The White House has for the last four years determined what’s acceptable as profits in the business community. It’s policies stagnates growth, alienates owners and has forced many employees onto the roles of the unemployed. In Texas, under the leadership of Governor Rick Perry, businesses has flocked to the state in search of a better business climate, better profits and of course, there’s the ‘enterprise fund.’
Texas is viewed as the place to be for businesses and profits, but all is not well around the state when you consider Perry’s proposal to established locked in tuition rates, which sounds good on paper, but lacks details. Perry’s plan have many asking the question, who’s side is he on?
Instate tuition for illegal immigrants in the state already starves profits for the state’s higher learning institutions, but a plan that locks in certain tuition rates, without any regard to the cost of inflation, forces universities into basically, the same scenario as the White House has inflicted upon the business community, under the pretext of reform.
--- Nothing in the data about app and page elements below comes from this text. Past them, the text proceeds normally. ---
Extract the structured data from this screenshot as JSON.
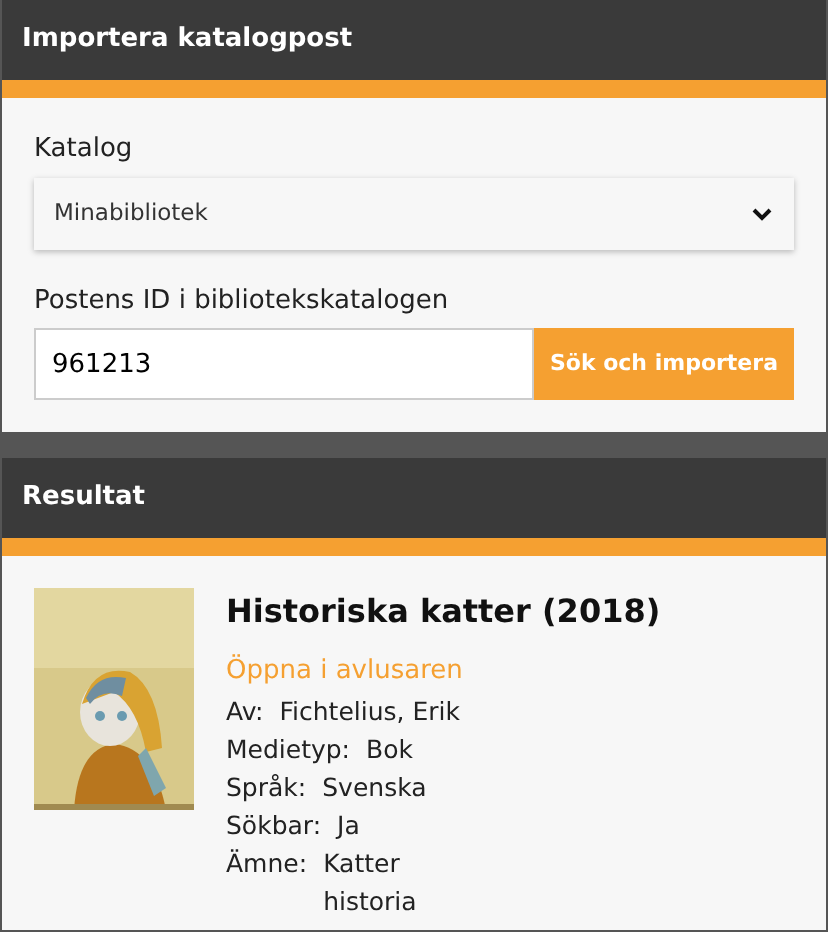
{
  "import_panel": {
    "title": "Importera katalogpost",
    "catalog": {
      "label": "Katalog",
      "value": "Minabibliotek"
    },
    "record_id": {
      "label": "Postens ID i bibliotekskatalogen",
      "value": "961213"
    },
    "button": "Sök och importera"
  },
  "result_panel": {
    "title": "Resultat",
    "book_title": "Historiska katter (2018)",
    "open_link": "Öppna i avlusaren",
    "fields": [
      {
        "label": "Av:",
        "values": [
          "Fichtelius, Erik"
        ]
      },
      {
        "label": "Medietyp:",
        "values": [
          "Bok"
        ]
      },
      {
        "label": "Språk:",
        "values": [
          "Svenska"
        ]
      },
      {
        "label": "Sökbar:",
        "values": [
          "Ja"
        ]
      },
      {
        "label": "Ämne:",
        "values": [
          "Katter",
          "historia"
        ]
      }
    ]
  }
}
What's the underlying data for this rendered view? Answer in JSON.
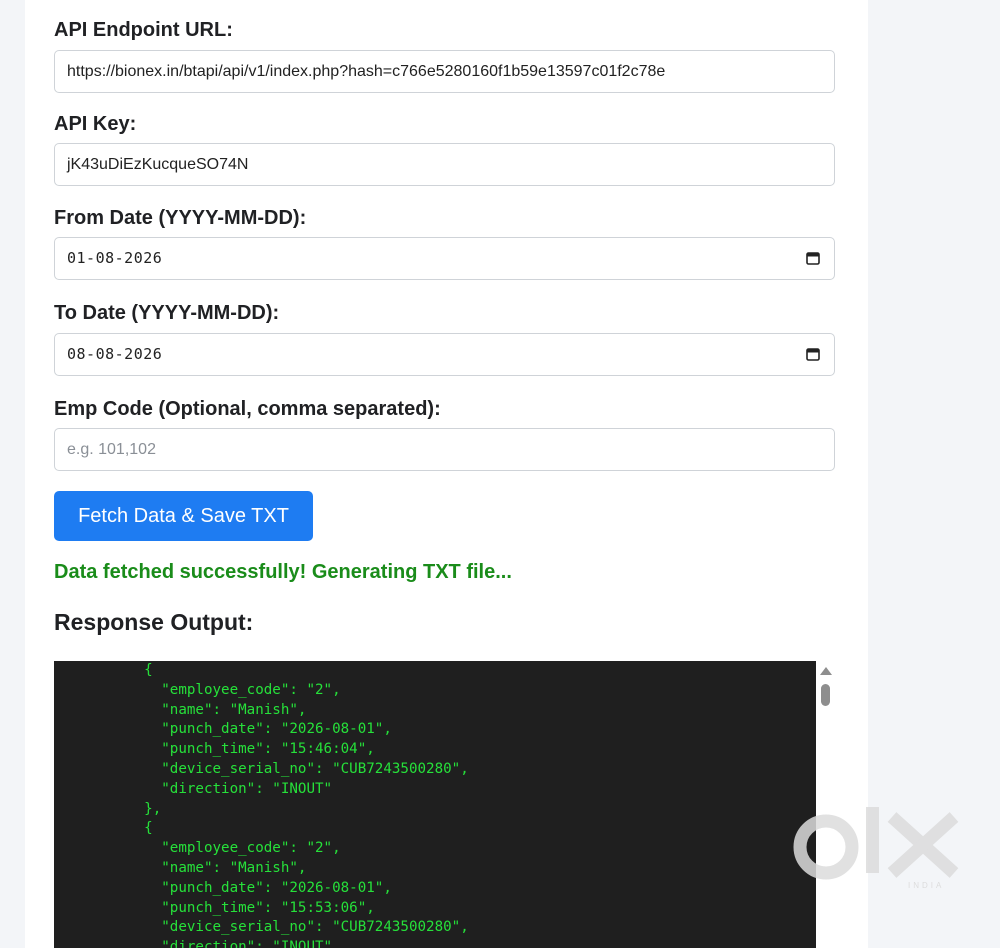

University of Texas’s Dallas campus offers an Associate Degree program for ‘$5,796 a semester for 15 hours, according to the university's website.' Perry has offered up a ‘$10,000 bachelor degrees, expanded online teaching and a higher four-year graduation rate.'
Universities may be institutions of higher learning, but they are also in business to make a profit and if you do the math on the above schemes, if Perry gets his way, profits are greatly reduced and as such, without additional funding from the state, universities would be hard pressed to continue anything that resembles excellence.
A San Antonio Express news opinion piece says it best, ‘But there are no one-size fits all solutions to the problems, and efforts must made to ensure the remedies don't do more harm than good.'
If the intent is to force students to complete their degree programs in a timely fashion, in order to make room for future students, it’s not taken into account, the economy, the White House’s immigration policy proposals, or the student’s financial situation.
Perry is quite fond of blasting the White House over this, or that policy, but when the dust settles from his arguments, Texas sees no difference in Austin, or Washington.